    Bo S, Ciccone G, Guidi S, Gambino R, Durazzo M, Gentile L et al (2008) Diet or exercise: what is more effective in preventing or reducing metabolic alterations? Eur J Endocrinol 159:685–691

    CAS  Article  Google Scholar 

  33. 33.

    Jakicic JM (2009) The effect of physical activity on body weight. Obes (Silver Spring) 17(Suppl 3):S34–S38

    Article  Google Scholar 

  34. 34.

    Votruba SB, Horvitz MA, Schoeller DA (2000) The role of exercise in the treatment of obesity. Nutrition 16:179–188

    CAS  Article  Google Scholar 

  35. 35.

    Budgett R (1998) Fatigue and underperformance in athletes: the overtraining syndrome. Br J Sports Med 32:107–110

    CAS  Article  Google Scholar 

  36. 36.

    Ekkekakis P, Lind E (2006) Exercise does not feel the same when you are overweight: the impact of self-selected and imposed intensity on affect and exertion. Int J Obes (Lond) 30:652–660

    CAS  Article  Google Scholar 

  37. 37.

    Kraemer WJ, Ratamess NA (2004) Fundamentals of resistance training: progression and exercise prescription. Med Sci Sports Exerc 36:674–688

    Article  Google Scholar 

  38. 38.

    Sale DG (1988) Neural adaptation to resistance training. Med Sci Sports Exerc 20:S135–S145

    CAS  Article  Google Scholar 

Download references


The author would like to thank JP, MHA, and MB for their assistance in the training of the individuals during the intervention period.

Author information



Corresponding author

Correspondence to James E. Clark.

Ethics declarations

Conflict of interest

The author has no conflicts of interest in the publication of this study.

Ethical approval

All methods of recruitment and method of investigation were reviewed and approved by the Research Ethics Committee associated with Scientific Health Education and Human Performance, prior to the recruitment of any volunteers for this study in accordance with the Declaration of Helsinki for human research.

Informed consent

Every volunteer was provided information pertaining to the goals and methods of the experiment and subsequently provided an informed consent to participate in the study.

Electronic supplementary material

Below is the link to the electronic supplementary material.

Supplementary material 1 (DOCX 45 kb)

Rights and permissions

Reprints and Permissions

About this article

Verify currency and authenticity via CrossMark

Cite this article

Clark, J.E. Periodization of exercise induces long-term weight loss while focusing strictly on improvements in cardiovascular and musculoskeletal fitness for individuals who are overfat.

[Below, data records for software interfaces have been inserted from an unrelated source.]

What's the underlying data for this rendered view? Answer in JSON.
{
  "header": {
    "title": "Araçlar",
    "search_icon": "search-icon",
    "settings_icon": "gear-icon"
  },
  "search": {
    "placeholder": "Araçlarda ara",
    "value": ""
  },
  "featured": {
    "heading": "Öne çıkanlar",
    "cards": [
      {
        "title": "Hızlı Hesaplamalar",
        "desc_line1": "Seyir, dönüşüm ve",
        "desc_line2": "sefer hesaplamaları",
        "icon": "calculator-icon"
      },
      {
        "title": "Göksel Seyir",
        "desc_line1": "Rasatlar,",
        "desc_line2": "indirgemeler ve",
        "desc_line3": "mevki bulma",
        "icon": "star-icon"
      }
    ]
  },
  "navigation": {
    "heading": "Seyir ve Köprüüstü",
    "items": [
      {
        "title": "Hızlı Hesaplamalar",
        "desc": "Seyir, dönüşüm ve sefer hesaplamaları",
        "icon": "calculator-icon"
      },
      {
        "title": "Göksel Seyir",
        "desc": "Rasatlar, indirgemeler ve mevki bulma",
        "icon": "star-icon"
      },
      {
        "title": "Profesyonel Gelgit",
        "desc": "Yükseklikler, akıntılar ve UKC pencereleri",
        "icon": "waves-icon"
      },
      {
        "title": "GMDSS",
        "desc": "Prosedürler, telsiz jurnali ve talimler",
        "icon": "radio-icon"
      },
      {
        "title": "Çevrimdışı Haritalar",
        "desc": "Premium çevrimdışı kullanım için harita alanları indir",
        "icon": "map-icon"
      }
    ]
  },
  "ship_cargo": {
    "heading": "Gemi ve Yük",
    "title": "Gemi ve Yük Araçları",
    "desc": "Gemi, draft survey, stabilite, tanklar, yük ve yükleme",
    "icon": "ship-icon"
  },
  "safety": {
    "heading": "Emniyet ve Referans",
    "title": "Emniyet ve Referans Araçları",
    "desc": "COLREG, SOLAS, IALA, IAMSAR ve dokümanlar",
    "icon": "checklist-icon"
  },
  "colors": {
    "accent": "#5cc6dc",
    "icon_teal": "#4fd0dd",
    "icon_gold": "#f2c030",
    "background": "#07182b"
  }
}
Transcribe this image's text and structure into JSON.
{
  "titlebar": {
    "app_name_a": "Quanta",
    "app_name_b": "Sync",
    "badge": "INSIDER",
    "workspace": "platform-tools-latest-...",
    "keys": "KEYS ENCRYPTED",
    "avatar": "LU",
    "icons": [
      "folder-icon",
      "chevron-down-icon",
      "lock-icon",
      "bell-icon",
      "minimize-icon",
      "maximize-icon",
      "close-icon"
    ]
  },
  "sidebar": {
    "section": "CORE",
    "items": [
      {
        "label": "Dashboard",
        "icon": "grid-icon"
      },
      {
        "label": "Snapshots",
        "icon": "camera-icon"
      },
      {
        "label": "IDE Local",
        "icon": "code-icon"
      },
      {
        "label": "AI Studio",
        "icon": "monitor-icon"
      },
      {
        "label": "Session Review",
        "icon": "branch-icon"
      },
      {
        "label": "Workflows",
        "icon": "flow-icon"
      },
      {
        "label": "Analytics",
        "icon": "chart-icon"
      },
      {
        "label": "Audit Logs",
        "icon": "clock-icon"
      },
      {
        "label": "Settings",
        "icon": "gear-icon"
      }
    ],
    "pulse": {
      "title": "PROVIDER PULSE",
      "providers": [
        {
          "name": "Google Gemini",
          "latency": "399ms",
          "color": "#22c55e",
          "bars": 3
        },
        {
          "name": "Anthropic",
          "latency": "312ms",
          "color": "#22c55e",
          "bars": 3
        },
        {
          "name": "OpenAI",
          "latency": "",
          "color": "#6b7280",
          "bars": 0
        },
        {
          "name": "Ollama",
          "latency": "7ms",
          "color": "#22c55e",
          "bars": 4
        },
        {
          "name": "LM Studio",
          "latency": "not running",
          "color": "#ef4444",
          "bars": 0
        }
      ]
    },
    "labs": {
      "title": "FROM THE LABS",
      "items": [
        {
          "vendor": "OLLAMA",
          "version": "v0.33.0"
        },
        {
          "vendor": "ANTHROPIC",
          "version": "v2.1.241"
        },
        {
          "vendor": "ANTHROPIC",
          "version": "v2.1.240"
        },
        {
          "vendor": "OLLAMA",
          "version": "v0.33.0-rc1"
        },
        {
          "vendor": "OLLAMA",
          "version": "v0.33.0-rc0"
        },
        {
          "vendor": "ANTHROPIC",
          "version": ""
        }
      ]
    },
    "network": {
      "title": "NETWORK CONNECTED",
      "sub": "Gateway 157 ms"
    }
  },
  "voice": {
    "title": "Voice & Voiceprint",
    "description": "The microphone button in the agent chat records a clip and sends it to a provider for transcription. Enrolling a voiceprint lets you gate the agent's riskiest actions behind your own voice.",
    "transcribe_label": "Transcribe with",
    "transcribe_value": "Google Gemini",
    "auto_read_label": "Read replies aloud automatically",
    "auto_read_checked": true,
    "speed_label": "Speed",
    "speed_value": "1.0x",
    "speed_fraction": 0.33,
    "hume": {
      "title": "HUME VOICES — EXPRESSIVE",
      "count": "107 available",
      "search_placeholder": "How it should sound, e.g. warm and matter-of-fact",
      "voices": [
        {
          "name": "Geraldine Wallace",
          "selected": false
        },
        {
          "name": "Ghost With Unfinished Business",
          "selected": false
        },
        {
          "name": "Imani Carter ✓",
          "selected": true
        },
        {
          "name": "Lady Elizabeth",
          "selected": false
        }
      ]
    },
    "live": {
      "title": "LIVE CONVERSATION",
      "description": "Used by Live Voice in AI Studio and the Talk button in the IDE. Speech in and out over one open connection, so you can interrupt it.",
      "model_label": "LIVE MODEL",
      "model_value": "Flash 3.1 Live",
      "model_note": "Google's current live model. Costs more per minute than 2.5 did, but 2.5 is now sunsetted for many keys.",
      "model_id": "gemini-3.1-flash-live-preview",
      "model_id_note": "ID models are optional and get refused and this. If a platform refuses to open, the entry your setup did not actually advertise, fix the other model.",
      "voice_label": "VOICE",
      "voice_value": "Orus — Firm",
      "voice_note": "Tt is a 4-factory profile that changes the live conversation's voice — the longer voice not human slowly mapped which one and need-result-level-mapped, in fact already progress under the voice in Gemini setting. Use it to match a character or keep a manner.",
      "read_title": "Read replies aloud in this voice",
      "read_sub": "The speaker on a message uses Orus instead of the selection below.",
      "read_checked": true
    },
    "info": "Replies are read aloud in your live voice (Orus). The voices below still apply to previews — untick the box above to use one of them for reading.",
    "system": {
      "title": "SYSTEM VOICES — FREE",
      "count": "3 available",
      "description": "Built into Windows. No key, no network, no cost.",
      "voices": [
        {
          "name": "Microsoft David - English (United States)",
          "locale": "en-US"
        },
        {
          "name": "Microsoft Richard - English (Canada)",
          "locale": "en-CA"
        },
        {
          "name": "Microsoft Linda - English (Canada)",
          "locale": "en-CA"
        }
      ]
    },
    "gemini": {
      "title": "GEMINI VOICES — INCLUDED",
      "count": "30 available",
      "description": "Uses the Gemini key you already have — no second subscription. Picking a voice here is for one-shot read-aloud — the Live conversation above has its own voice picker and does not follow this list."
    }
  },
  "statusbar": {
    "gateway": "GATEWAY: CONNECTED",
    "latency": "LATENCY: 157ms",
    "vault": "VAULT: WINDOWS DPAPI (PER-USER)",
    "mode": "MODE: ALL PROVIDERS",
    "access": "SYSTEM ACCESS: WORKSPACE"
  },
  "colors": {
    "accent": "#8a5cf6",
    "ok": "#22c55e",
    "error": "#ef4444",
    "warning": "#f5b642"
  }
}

Sport Sci Health 14, 517–530 (2018).

Download citation


  • Performance
  • Overfatness
  • Obesity
  • Yo-yo diet
  • Fitness
  • Body composition